The year is 2015. The twentieth century nearly ended with a millennial last judgment, when, the history books say, a meteor accelerated to relativistic speeds struck Antarctica in the event known as the “Second Impact,” after the strike from space thought to have killed the dinosaurs millions of years before. The catastrophe wobbled the Earth’s axis and melted the polar cap, flooding coastlines and causing climactic change that killed half the human race within a year.…

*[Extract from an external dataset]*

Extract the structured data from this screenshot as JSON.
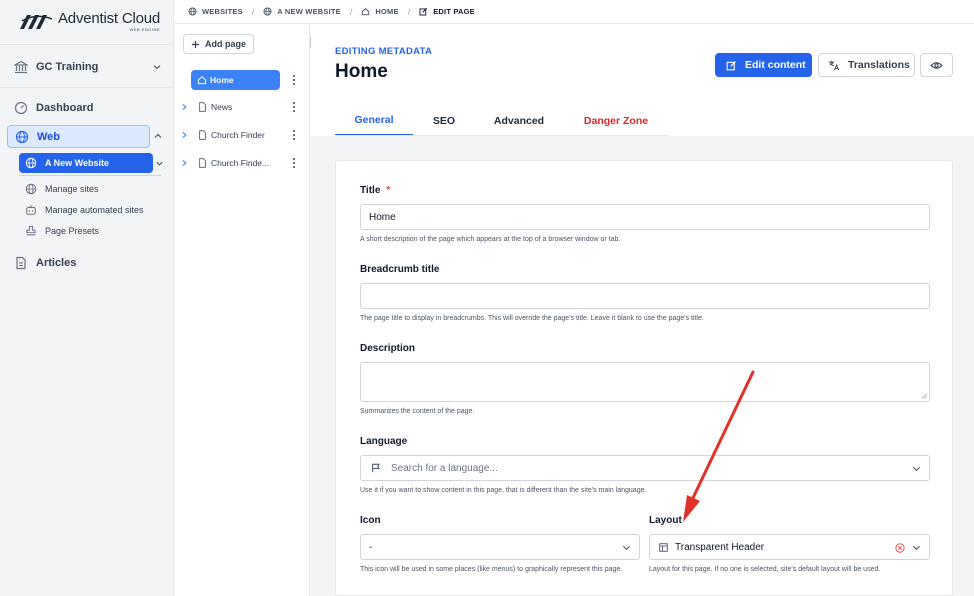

A decade-and-a-half after that disaster, the human race has made a semblance of recovery, but the reality is that the peace is no more true than the story that it was a meteor which caused the Second Impact. The inquest into the truth, and the end of our brief respite, will occur in EVANGELION’s main setting: Tokyo-3, an artificial construct of a city built on Lake Ashino in the Hakone region of Japan. With its laundromats, schools, subways, and convenience stores, it’s like any other town—except that its skyscrapers can be retracted below ground, and beneath that surface is the super-technological “Geo-Front” headquarters of NERV, a secret organization nominally under the United Nations. In reality, Tokyo-3 was constructed as both a fortress and a trap for an incredible adversary whose very existence is unknown to the general public.
But not for long. The “Angels” are coming to Tokyo-3: solitary, immensely powerful beings of variable size, shape, and weaponry. Their motives and origin remain completely unknown at the beginning of the series to all but a few, and those who do know, aren’t talking, engaged in a power struggle over the incredible secrets of the human past surrounding the Angels, and the incredible promise of the human future offered by the mysterious “Instrumentality Project” which NERV labors to complete while fending of the ever more insidious penetration of the Angels, who learn from every attack. In the very first episode, a desperate UN military learns that even a tactical nuke will only slow an Angel down; the beings are possessed of an “A.T. Field,” named for the “absolute terror” it inspires, that renders them nigh-invulnerable.
NERV, long anticipating the Angels’ attack, has developed the only weapon
that might be useful against them: a humanoid bio-mecha, the Evangelion,
which can generate its own A.T. Field, which, canceling that of the Angel,
allows them to close in for brutal hand-to-hand combat. The Eva Units contain
strictly limited internal power (in fact, at first they run off extension
cords), and their combat strategy is centered around confronting the Angels
as they come into Tokyo-3, whose massive elevators, power cables, and weapons
caches are all designed to support the Eva. The three Eva units, however,
can only be piloted by certain 14-year-olds, known formally as the “Children,”
who can “synch” with them, although what qualifies any particular Child
to do so also remains unknown.…
Neon Genesis Evangelion: Book Two, a five-issue monthly series, is written and drawn by Yoshiyuki Sadamoto from an original concept by Gainax. Issue #1 is 48 pages long and retails for $3.50 in the U.S. and $4.75 in Canada. Issue #2 is 40 pages long with four full-color pages and retails for $3.25 in the U.S. and $4.40 in Canada. Issues #3-5 are 32 pages long and retail for $2.95 in the U.S. and $4.00 in Canada.